HEAR ME OUT
Escaping to Rural America
Thu. August 15, 2013 12:00 AM
by Greg R. Baird
The summer is half over and its been a busy one for me in preparing for my 2013-2014 lecture tour. I am excited to get back on the road to lecture on LGBTQ issues to colleges and universities. I will be speaking on community, acceptance, inclusion, bullying and a variety of other subjects. My work takes me not only to the urban areas of large cities, but the rural areas as well. This for me is where I find the true hero's of our LGBT movement in creating community. I really feel that the LGBT community needs to focus less on Hollywood and NYC and more on American South, Midwest and the Heartland. This is where real change is happening with gay and lesbian families, single folks and couples changing our world one person and one neighborhood at a time.
Michigan is my home state and as a proud former resident of Northern Michigan, I have seen many changes happening. Unfortunately, not all of the changes are good for the LGBT community as they suffer prejudice, discrimination, fear and sometimes lack of community. There are however strong and determined gay people across the state that are creating change. They are fighting for equality, adoption rights, anti bullying measures and so much more.

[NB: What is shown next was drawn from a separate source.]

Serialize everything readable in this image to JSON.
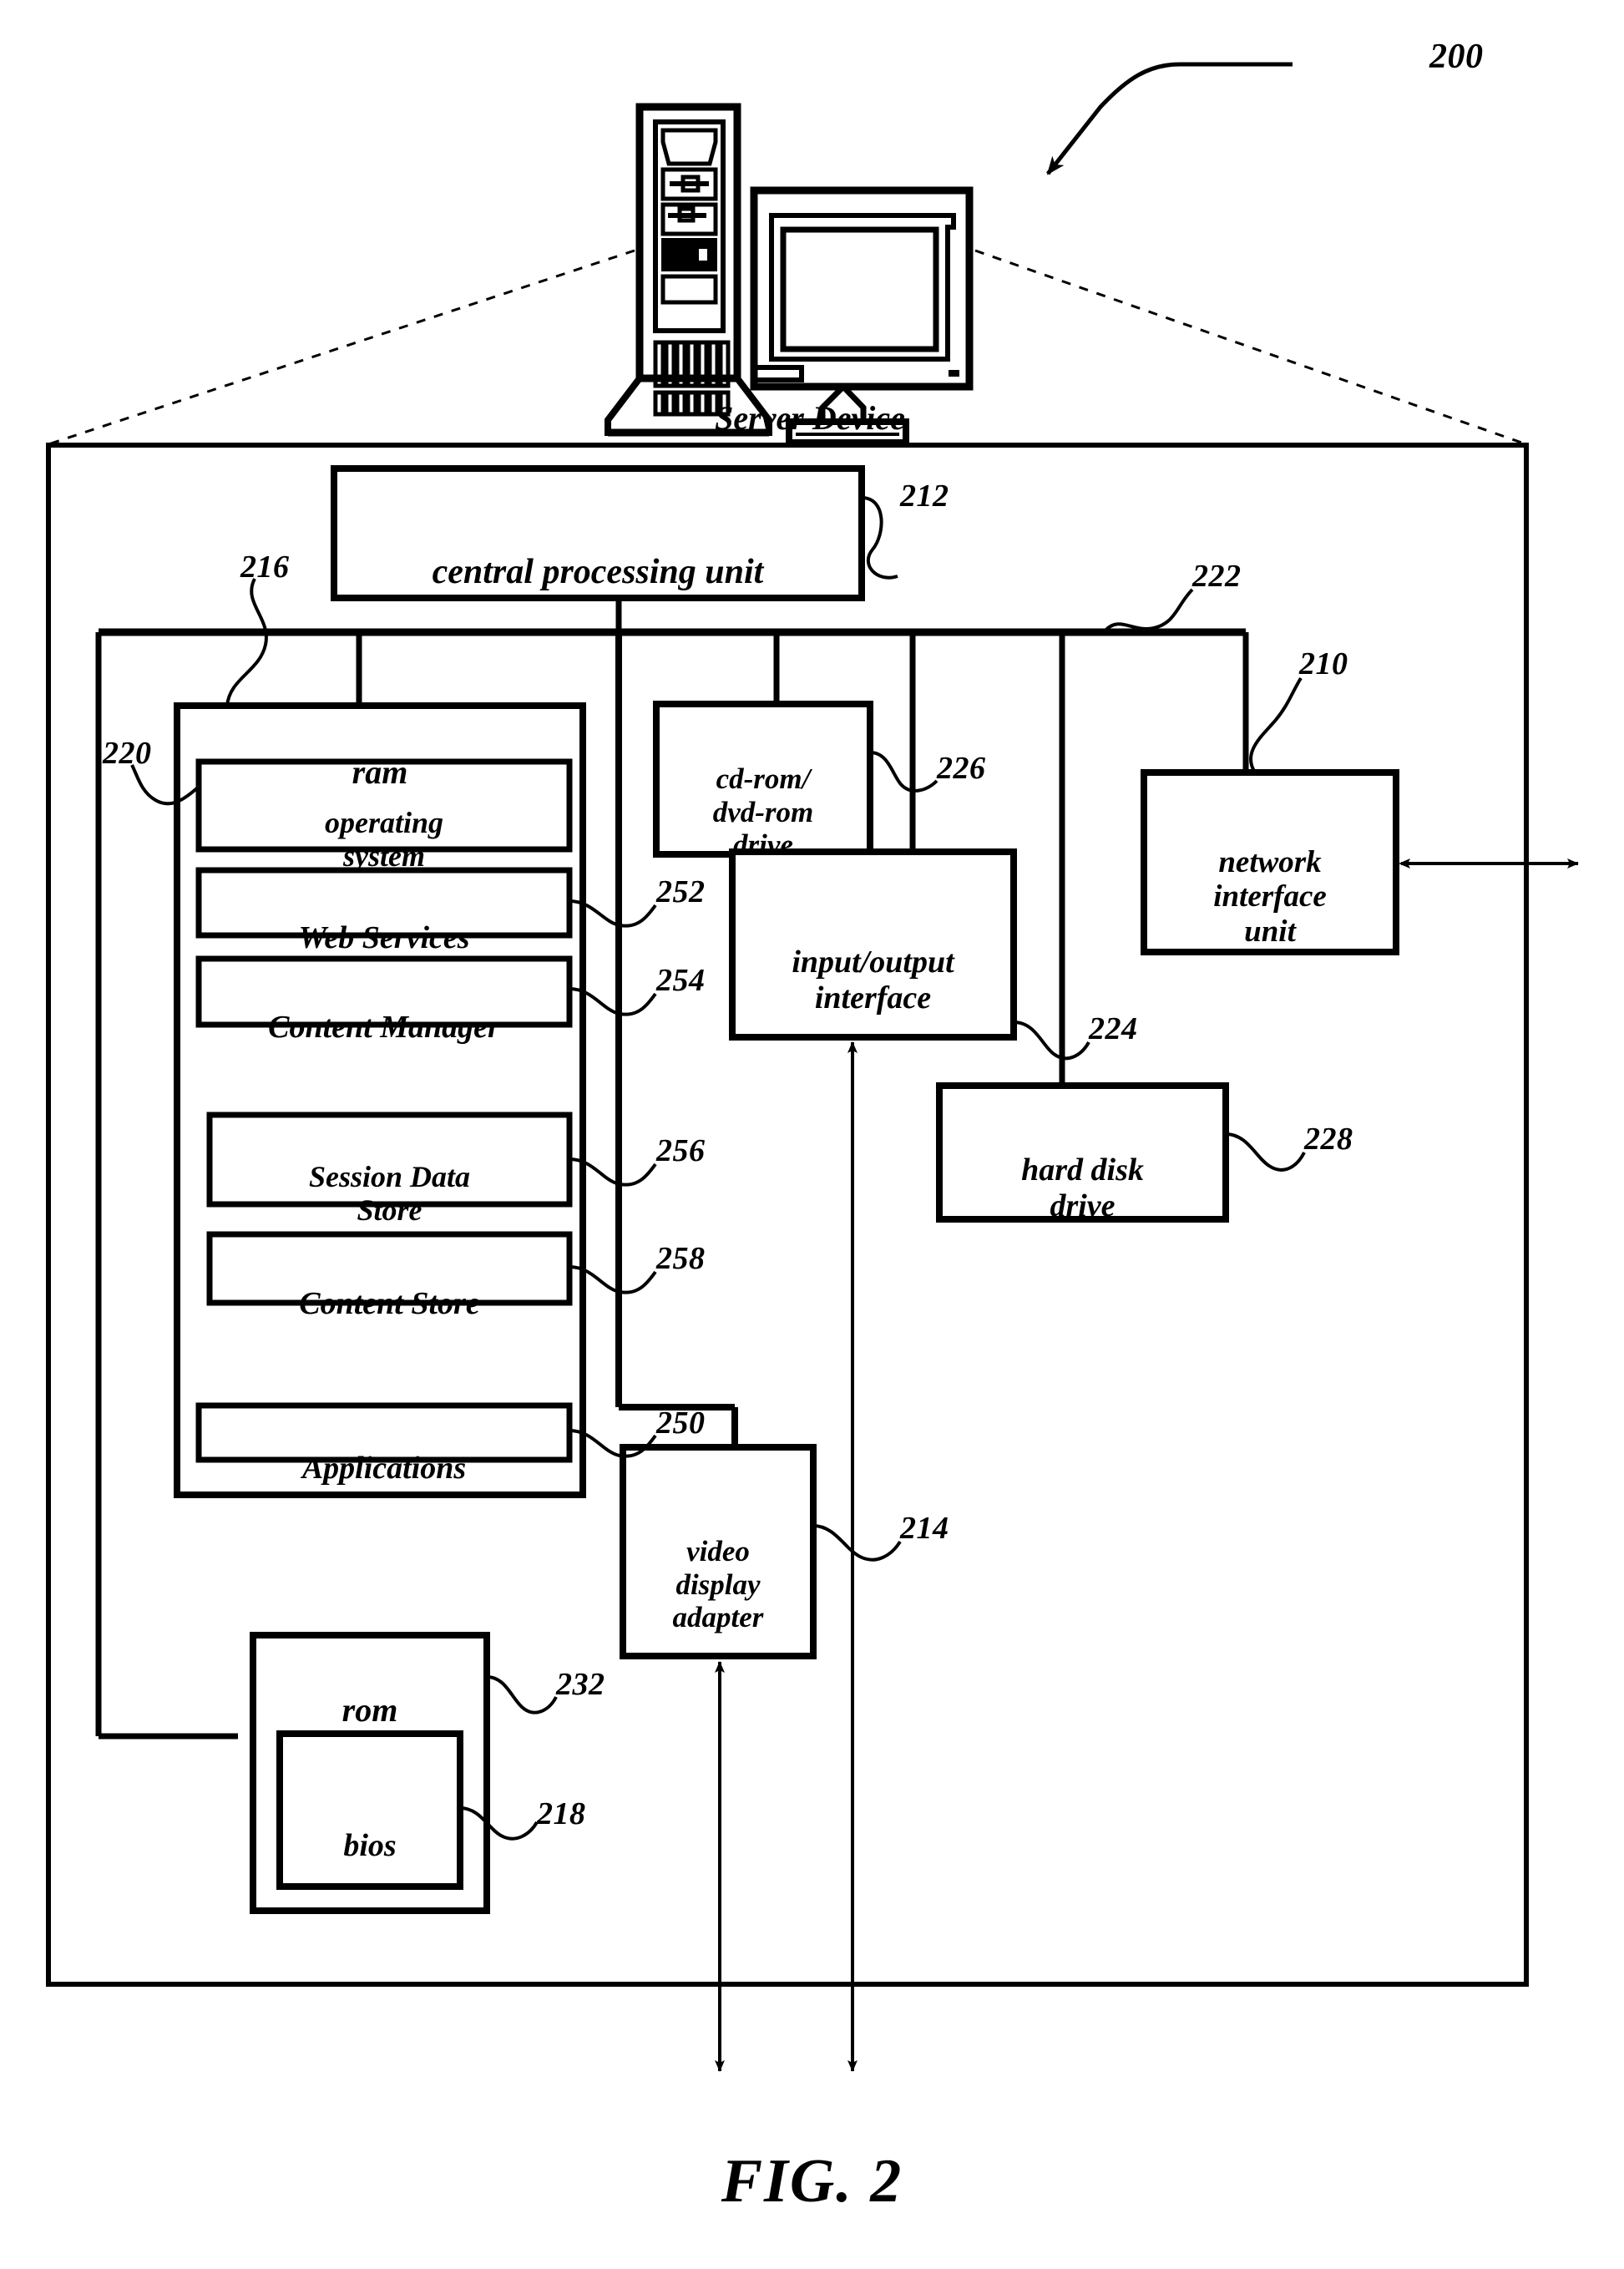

It is so important that we look past our "gay bubble" in Chicago and look out in the rural areas across America and see what is going on. The most important work we can do in gaining equality is supporting those in our rural areas and with local grassroots organizations. Recently, I just discovered two men that are creating change in Cadillac, a small town in Northern Michigan. Cadillac is about a 4 ½ hour drive from Chicago and usually a pit stop for me going home to Petoskey, MI.
Longtime Cadillac resident, Lonnie Burkett and partner David Artt looked around to open up a bar where it would be a comfortable setting for people to meet & greet, inclusive of the entire community and offer a safe place to be yourself. What they found in their search for a place was the Northwood Hotel, built on the site of the former Mckinnon House which was considered one of the most advanced and luxurious hotels in the country at the time. They purchased the old hotel and the Escape Bar & Grill and the Escape Underground was born!
At first, they really didn't have the intention of opening up a gay establishment in conservative Cadillac, MI. After some discussion, they thought having an inclusive space for all would be perfect for people to meet. There are no video screens in the bar to stare at, but just a great atmosphere for good music, drinks, food and socializing. Lonnie laughed as he told me some folks in the town thought when they opened the bar were going to paint the building pink with a big rainbow out front. That would be a lot of paint!
When you walk in on the main floor of the hotel this is where the Escape Bar & Grill is located offering great drinks, burgers, salads, and Angus steaks bought locally. There are also special events with drag queens coming to perform from downstate Michigan or locally in Traverse City. Downstairs is Escape Underground with a more rustic atmosphere. There is bar area and a nice space to hang out and play pool or darts. I was also told the hotel itself is haunted which I am sure adds to the excitement to the overall atmosphere.
When asked on how the community has responded with this new bar which now has been opened since December of 2012, Lonnie mentioned, "There has been no backlash in the community. Only a few have come in asking if this was a fag bar. They were asked to leave."
The local newspaper, Northern Express, has done an article on Escape Bar & Grill and Escape Underground which helped getting the word out. Social media has also helped with Facebook, Twitter, Craig's list, Scruff, Manhunt and others.
I was happy and surprised to hear during our interview that the church across the street during gay pride even put a gay pride flag up outside. Many people are still closeted in Northern Michigan and most that come into the bar for the first time are nervous. Lonnie and David make a point to engage with the customers, get to know and introduce them to other people in the bar.
What they are doing is knocking down the walls of fear and rejection in their area while creating a safe, friendly and inclusive place for all. These are the kinds of people who are changing America. Living in the city we often forget where we came from and people within our small communities doing what they can, often in the face of adversity. Thank you to Lonnie, David and so many others who believe in our LGBT community and embracing our allies in our quest for equality.